nder his direct look. "Do you--do you really want to know what I think?" she said.
"I do." There was something uncompromising in the brief rejoinder, yet somehow she did not find him formidable.
She answered him without difficulty in spite of her embarrassment. "I think, then, that it isn't you yourself at all that I feel like that about. It's just your profession."
"Ah!" He began to smile again. "Once live down that, and I might be possible. Is that it?"
She nodded, still flushed, yet curiously not uneasy. "Something like that. Why can't you be a farmer like Jack?"
"I wish I were," he said, unexpectedly.
"Why?" The word slipped out almost in spite of her, but she felt she must have an answer.
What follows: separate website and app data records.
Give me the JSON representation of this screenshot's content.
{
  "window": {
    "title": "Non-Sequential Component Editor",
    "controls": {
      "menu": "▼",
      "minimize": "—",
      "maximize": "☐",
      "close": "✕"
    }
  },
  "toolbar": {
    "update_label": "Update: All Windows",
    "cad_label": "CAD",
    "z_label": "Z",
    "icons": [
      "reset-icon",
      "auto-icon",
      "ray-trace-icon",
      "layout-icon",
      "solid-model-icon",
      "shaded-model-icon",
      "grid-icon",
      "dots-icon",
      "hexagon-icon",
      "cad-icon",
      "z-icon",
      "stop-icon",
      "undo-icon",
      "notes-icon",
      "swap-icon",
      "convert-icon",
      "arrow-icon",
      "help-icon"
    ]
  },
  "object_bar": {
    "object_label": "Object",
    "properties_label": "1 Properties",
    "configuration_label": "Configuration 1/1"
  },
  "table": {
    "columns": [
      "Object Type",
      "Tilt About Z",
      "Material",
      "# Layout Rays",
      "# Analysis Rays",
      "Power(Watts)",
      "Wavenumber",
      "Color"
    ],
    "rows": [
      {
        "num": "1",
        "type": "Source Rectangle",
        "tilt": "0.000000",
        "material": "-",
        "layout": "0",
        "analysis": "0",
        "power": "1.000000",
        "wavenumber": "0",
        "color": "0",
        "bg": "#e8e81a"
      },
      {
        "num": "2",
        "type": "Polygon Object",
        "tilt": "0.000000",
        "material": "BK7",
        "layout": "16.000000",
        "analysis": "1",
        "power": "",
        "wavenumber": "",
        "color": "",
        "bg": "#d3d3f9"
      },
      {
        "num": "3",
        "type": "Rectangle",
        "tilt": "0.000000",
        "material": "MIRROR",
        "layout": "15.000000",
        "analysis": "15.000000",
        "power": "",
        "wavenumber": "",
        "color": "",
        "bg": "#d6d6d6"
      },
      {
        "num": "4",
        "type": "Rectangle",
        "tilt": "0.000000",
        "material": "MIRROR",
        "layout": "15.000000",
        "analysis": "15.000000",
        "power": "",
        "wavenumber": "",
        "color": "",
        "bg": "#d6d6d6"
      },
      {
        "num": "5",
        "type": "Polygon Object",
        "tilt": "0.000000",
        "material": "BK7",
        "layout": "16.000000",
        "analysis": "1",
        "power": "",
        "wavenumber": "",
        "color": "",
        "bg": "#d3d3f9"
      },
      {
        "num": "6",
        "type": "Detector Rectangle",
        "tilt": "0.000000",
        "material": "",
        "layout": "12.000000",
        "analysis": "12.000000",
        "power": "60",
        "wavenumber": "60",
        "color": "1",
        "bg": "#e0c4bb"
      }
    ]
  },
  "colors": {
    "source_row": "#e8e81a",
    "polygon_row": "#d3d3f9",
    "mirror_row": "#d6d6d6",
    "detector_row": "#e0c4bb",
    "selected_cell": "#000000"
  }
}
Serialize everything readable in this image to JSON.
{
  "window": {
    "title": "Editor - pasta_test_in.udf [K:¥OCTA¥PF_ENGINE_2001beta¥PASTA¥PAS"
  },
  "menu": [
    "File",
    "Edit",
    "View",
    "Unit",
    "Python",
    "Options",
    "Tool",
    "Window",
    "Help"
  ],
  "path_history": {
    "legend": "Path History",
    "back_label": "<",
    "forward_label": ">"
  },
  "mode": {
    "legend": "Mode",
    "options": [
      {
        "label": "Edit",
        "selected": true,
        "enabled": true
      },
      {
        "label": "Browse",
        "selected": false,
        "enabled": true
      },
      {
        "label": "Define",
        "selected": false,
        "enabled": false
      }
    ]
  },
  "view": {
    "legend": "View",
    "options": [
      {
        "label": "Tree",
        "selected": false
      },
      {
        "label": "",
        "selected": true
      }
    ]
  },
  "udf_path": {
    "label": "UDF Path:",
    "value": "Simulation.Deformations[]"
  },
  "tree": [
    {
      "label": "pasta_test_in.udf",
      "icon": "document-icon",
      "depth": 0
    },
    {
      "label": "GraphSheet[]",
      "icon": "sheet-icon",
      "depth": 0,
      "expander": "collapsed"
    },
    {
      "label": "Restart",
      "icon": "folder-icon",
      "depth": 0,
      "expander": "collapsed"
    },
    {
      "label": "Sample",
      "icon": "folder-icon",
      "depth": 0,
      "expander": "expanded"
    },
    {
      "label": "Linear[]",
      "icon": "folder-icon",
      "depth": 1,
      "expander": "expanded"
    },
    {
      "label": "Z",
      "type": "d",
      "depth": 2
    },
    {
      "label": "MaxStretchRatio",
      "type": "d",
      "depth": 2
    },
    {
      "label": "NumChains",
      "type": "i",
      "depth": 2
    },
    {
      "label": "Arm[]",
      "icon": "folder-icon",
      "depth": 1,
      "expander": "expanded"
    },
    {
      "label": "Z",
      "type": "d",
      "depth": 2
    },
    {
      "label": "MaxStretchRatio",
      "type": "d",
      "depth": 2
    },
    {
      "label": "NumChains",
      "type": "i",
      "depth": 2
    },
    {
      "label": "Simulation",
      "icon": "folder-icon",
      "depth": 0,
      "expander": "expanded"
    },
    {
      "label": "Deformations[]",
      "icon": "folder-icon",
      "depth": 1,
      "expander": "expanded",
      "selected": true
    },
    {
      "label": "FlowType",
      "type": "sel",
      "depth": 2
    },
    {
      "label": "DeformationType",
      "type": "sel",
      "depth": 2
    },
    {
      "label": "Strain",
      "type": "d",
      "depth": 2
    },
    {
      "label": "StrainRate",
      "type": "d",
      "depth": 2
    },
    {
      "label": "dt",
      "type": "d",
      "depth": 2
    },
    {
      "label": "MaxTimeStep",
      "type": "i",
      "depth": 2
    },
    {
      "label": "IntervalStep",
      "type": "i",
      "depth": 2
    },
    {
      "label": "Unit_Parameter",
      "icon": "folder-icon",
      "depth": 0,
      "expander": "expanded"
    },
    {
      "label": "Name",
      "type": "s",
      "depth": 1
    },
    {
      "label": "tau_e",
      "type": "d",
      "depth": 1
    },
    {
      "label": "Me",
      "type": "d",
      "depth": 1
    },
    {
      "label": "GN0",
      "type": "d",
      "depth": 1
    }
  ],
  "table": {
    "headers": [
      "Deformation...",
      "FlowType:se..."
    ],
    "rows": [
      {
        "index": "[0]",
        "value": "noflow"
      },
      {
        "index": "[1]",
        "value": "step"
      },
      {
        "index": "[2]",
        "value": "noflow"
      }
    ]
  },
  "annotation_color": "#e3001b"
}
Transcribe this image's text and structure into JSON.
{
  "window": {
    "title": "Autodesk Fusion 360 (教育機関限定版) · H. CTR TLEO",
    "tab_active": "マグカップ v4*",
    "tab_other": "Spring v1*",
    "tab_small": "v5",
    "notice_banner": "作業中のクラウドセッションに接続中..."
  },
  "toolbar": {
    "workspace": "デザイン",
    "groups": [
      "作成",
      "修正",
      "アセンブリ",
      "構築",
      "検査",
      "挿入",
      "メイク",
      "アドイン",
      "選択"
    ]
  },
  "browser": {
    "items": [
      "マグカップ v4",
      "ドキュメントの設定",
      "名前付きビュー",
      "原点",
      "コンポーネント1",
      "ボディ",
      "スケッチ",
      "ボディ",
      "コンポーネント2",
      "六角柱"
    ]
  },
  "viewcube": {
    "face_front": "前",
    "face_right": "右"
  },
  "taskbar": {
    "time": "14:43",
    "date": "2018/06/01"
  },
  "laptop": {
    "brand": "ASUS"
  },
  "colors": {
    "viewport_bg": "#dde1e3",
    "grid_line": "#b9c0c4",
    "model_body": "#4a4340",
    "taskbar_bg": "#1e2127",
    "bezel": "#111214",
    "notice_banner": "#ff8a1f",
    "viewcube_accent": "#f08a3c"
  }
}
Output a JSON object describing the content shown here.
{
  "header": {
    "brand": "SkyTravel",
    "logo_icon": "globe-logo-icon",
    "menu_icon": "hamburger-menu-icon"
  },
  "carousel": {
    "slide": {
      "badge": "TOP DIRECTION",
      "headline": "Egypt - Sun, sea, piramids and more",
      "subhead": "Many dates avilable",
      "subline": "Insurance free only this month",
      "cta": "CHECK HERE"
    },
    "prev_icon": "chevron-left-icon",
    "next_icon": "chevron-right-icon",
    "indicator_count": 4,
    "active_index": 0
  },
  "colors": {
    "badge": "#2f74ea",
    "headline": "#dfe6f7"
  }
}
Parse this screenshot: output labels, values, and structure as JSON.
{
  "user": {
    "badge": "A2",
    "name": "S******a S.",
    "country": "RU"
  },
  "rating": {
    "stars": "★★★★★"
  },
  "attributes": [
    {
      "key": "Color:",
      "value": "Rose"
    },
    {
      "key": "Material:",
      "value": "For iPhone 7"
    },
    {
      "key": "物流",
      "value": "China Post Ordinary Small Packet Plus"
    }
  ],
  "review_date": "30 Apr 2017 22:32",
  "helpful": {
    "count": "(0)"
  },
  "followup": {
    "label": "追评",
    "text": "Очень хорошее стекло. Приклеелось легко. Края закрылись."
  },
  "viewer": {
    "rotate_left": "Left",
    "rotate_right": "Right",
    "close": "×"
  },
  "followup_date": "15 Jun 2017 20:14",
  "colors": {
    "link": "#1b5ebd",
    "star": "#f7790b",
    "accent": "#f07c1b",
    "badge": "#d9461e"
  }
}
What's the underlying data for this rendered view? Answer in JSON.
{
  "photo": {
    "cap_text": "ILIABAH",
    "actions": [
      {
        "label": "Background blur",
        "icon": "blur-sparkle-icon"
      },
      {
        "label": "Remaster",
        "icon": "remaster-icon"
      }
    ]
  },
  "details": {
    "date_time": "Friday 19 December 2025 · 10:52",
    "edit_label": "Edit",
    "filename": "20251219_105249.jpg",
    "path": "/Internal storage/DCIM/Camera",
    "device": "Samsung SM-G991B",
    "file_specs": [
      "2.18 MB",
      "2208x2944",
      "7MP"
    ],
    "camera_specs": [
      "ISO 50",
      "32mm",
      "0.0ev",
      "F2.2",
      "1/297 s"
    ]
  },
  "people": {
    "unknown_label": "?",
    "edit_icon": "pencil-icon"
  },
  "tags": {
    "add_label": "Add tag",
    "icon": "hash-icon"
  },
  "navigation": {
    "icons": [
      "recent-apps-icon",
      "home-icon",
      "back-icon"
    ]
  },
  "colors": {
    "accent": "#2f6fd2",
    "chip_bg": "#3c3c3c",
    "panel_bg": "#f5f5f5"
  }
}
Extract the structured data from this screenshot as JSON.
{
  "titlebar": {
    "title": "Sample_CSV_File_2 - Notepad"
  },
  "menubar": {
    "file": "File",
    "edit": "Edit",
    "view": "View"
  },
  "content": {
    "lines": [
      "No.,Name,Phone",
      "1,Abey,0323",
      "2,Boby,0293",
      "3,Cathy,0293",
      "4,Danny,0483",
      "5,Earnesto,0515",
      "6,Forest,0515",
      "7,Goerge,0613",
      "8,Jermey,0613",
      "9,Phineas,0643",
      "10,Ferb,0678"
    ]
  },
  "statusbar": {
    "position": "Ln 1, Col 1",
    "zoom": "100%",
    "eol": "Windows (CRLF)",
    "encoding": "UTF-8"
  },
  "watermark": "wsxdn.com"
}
He answered her with his eyes full on her. "Because I'd like to lead the sort of life you would approve of," he said. "I've a notion it would be worth while."
She turned aside from his look. "It's only a matter of opinion, of course," she said.
"Is it?" he said. He turned his attention to the